Another significant advance is having a single integrated touchscreen user interface (UI), as opposed to separate UIs for both the applicator and the printer. Through having one UI you drastically simplify set up and daily operations as you only have to familiarise yourself with one interface. The job files are stored directly on the UI itself in an on-board database and do not require a PC connection each time an operator needs to upload a new job. This is a far more efficient process which ultimately makes a significant contribution to uptime.
What are the primary benefits of the latest LPA printers?
There are several benefits linked to the technological advancements in LPA printers, the first being improved Total Cost of Ownership (TCO). Three things intrinsically linked to TCO are availability, performance and quality. Will your LPA system be ready to do its job when you need it to, at the speeds you require and to the quality levels that you and your customers demand? With the improvements we have outlined with regard to the 9550, the answer is a resounding yes, allowing as it does a production speed of 150 packs per minute (for typical 4” x 6” GS1 barcode labels) at a consistently high quality.
Maximising uptime is of the essence in fast-paced production environments. A line that is not running is not earning money, but there are certain elements that will require attention that cannot be avoided – for example, ribbon and label replacements. By simplifying the web path on the 9550, training is very straightforward for operators and both label and ribbon changes can be completed within just 60 seconds.

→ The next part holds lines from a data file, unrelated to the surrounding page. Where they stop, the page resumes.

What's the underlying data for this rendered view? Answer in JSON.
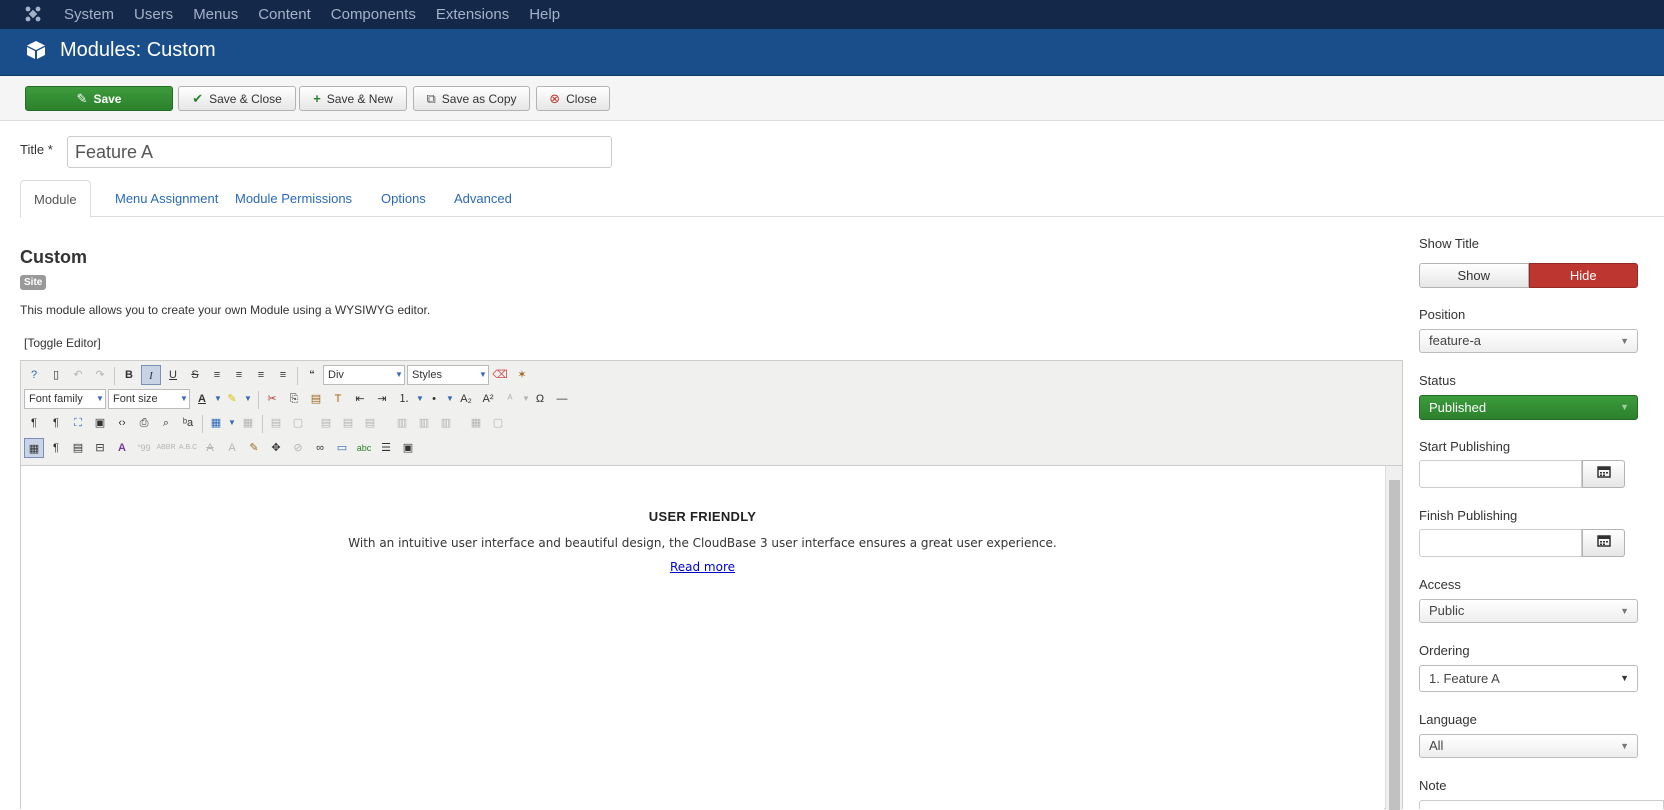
{
  "topnav": {
    "items": [
      "System",
      "Users",
      "Menus",
      "Content",
      "Components",
      "Extensions",
      "Help"
    ]
  },
  "header": {
    "title": "Modules: Custom"
  },
  "toolbar": {
    "save": "Save",
    "save_close": "Save & Close",
    "save_new": "Save & New",
    "save_copy": "Save as Copy",
    "close": "Close"
  },
  "form": {
    "title_label": "Title *",
    "title_value": "Feature A"
  },
  "tabs": [
    "Module",
    "Menu Assignment",
    "Module Permissions",
    "Options",
    "Advanced"
  ],
  "module": {
    "heading": "Custom",
    "badge": "Site",
    "description": "This module allows you to create your own Module using a WYSIWYG editor.",
    "toggle": "[Toggle Editor]"
  },
  "editor": {
    "format_select": "Div",
    "styles_select": "Styles",
    "font_family": "Font family",
    "font_size": "Font size",
    "content_heading": "USER FRIENDLY",
    "content_text": "With an intuitive user interface and beautiful design, the CloudBase 3 user interface ensures a great user experience.",
    "content_link": "Read more"
  },
  "sidebar": {
    "show_title_label": "Show Title",
    "show": "Show",
    "hide": "Hide",
    "position_label": "Position",
    "position_value": "feature-a",
    "status_label": "Status",
    "status_value": "Published",
    "start_label": "Start Publishing",
    "finish_label": "Finish Publishing",
    "access_label": "Access",
    "access_value": "Public",
    "ordering_label": "Ordering",
    "ordering_value": "1. Feature A",
    "language_label": "Language",
    "language_value": "All",
    "note_label": "Note"
  },
  "colors": {
    "topnav": "#14294a",
    "header": "#1a4e8a",
    "save": "#2c812c",
    "hide": "#bd362f",
    "link": "#2a69b8"
  }
}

In addition, the system has a patented ribbon save feature, which raises the printhead when it is not printing, minimising ribbon usage and its associated costs.

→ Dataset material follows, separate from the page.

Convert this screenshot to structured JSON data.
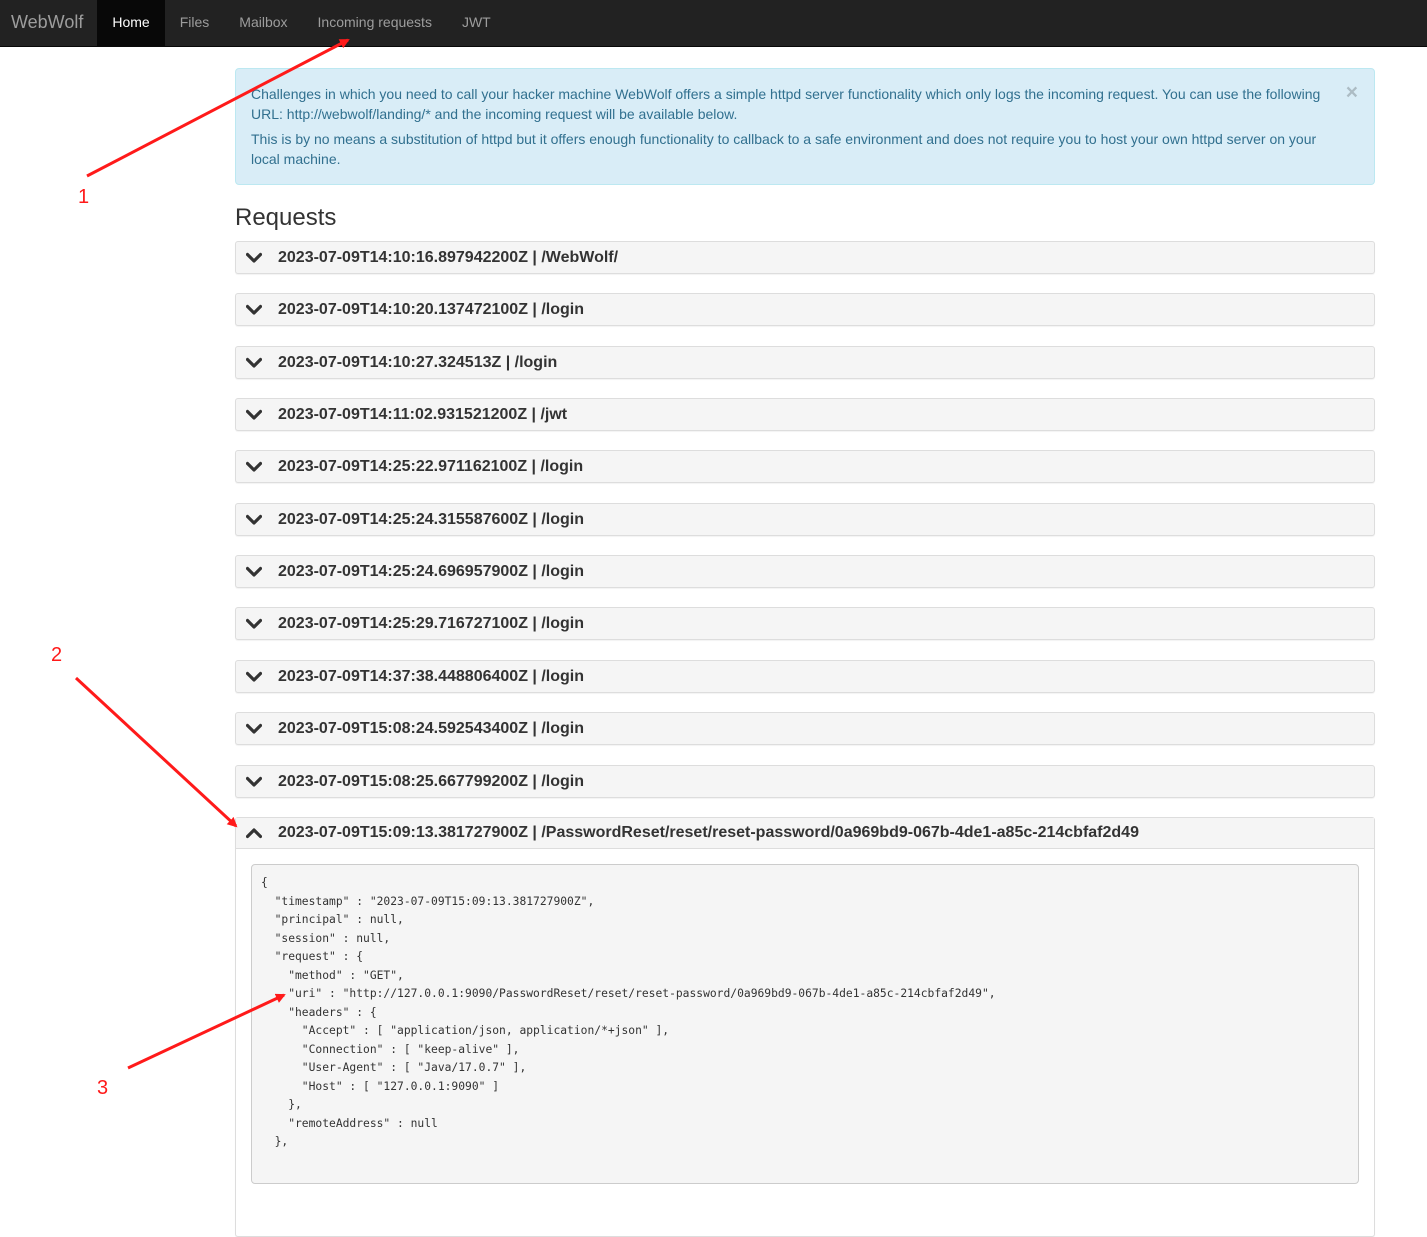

Enhanced usability, facilitated by the easy-to-use UI, is a big plus point. It is a familiar interface for Videojet systems, therefore any operators using other Videojet coding equipment can quickly adopt this. Multiple code assurance features make it very difficult to enter erroneous codes, which significantly reduces the risk of product waste, or worse – product recalls. Supply chain integrity is everything, so ensuring the correct codes are placed every time is paramount.
All of these benefits combine to give manufacturers a system that is highly efficient, easy to operate and above all offers attractive return on investment (ROI) figures.
Where are you seeing the greatest demand for LPA systems?
End-of-line applications are the main focus for LPA – essentially applications where primary packages are placed into cases in a near continuous process. However, there is often a need to label larger POS packaging, or in some cases larger primary packages, such as clamshells for strawberries for example.
In geographical terms, automated labeling is most prevalent in developed economies such as North America and Western Europe. However, there are applications all over the world and some of the high growth economies offer the opportunity to convert from manual labeling.
Most industries will have a need to print on to a shipping case, but due to regulatory requirements this is a must for the food, beverage and pharmaceutical industries. These sectors are driven by high demand and therefore need to maintain high uptime and throughput. They cannot afford to have bottlenecks caused by lack of labeler availability and so are increasingly looking for a solution that is reliable, fast and requires minimal maintenance.